I also see preschools that have far too many children in their space... and they have resolved this by the children having to be outside or inside at set times... for me this is not responding to the children... Dandelion Education Ltd has an indoor area that can be used but tends not to be... but having to be inside or outside at set times to manage the number of children in the space at a time is not listening to the way children learn... or what their bodies need... I have seen children who need to be outside to play in the BIG manner their bodies want to explore... but it is not their turn to be outside... and vice versa children who have to be outside because its not their turn to be inside yet. For me this is not creating a positive relationship with the environment around them and also we are not listening to the children's needs and how they need to learn right now to make sense of the world.

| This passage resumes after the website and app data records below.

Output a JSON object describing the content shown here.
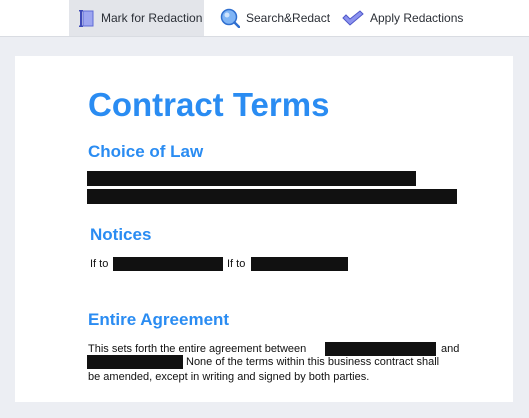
{
  "toolbar": {
    "mark_label": "Mark for Redaction",
    "search_label": "Search&Redact",
    "apply_label": "Apply Redactions",
    "accent": "#2a8cf2"
  },
  "document": {
    "title": "Contract Terms",
    "sections": {
      "choice_of_law": {
        "heading": "Choice of Law"
      },
      "notices": {
        "heading": "Notices",
        "if_to_1": "If to",
        "if_to_2": "If to"
      },
      "entire_agreement": {
        "heading": "Entire Agreement",
        "line1_a": "This sets forth the entire agreement between",
        "line1_b": "and",
        "line2": "None of the terms within this business contract shall",
        "line3": "be amended, except in writing and signed by both parties."
      }
    }
  }
}
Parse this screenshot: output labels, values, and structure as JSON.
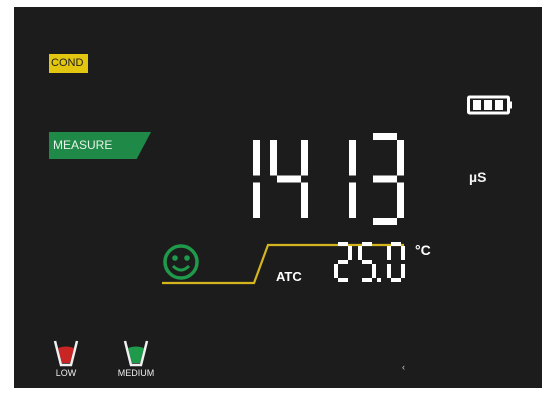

Also if we are viewing "learning" as a school sort of learning - behind desks, learning how to write, read and remembering facts then we are not valuing other forms of learning - and I can understand why there is a reaction to preschools in Sweden having a pedagogical environment for the whole day... since we are legally open for 12 hours a day every day of the year except for national holidays (which are DAYS not weeks) and four planning days a year.
But if pedagogical is interpreted as Original Learning then we are doing that all the time... it is not about lessons, it is about creating interactions with people, with materials, with nature, with the indoors, with time, with themselves that allow the children to learn naturally and at their own pace. It is about creating space and time for the children to use their imaginations so that the learning from one situation can be transferred to another...

This brings me back to why I chose the words Interaction Imagination as my blog name... as I find them so essential for children to learn... they are most certainly essential for Original Learning.

When it comes to play I am not just talking about free play and child lead play... but a vast range of play types and experiences... I want to offer children a 100 languages of play if not many many more!
This means adults are allowed to be a part of this play... but just like a healthy diet we should not have too much of one food type I feel it is the same with play... we need a healthy play diet. If adults are controlling play too much then children are not getting to explore all their other play languages... children need space and time to be able to explore their other play languages. They require adults to trust them too - they also need to be able to trust in adults - there needs to be a need for mutual trust for children to engage in risky play that does not expose them to danger or fatalities... and adults need to trust in the competence of children.

Original Learning.
This is a post to open a dialogue...
There are plenty of us that want to make changes to the educational system... but what are we going to change it to... let's see if we can put those ideas into words so we can disseminate our ideas to an ever wider audience... to create that ripple that will eventually make a difference...

how do you want to learn... how do you want to teach?

The up and coming posts - Metacognition and the preschooler and Child of our Time will continue these discussions... keep posted.

1 comment: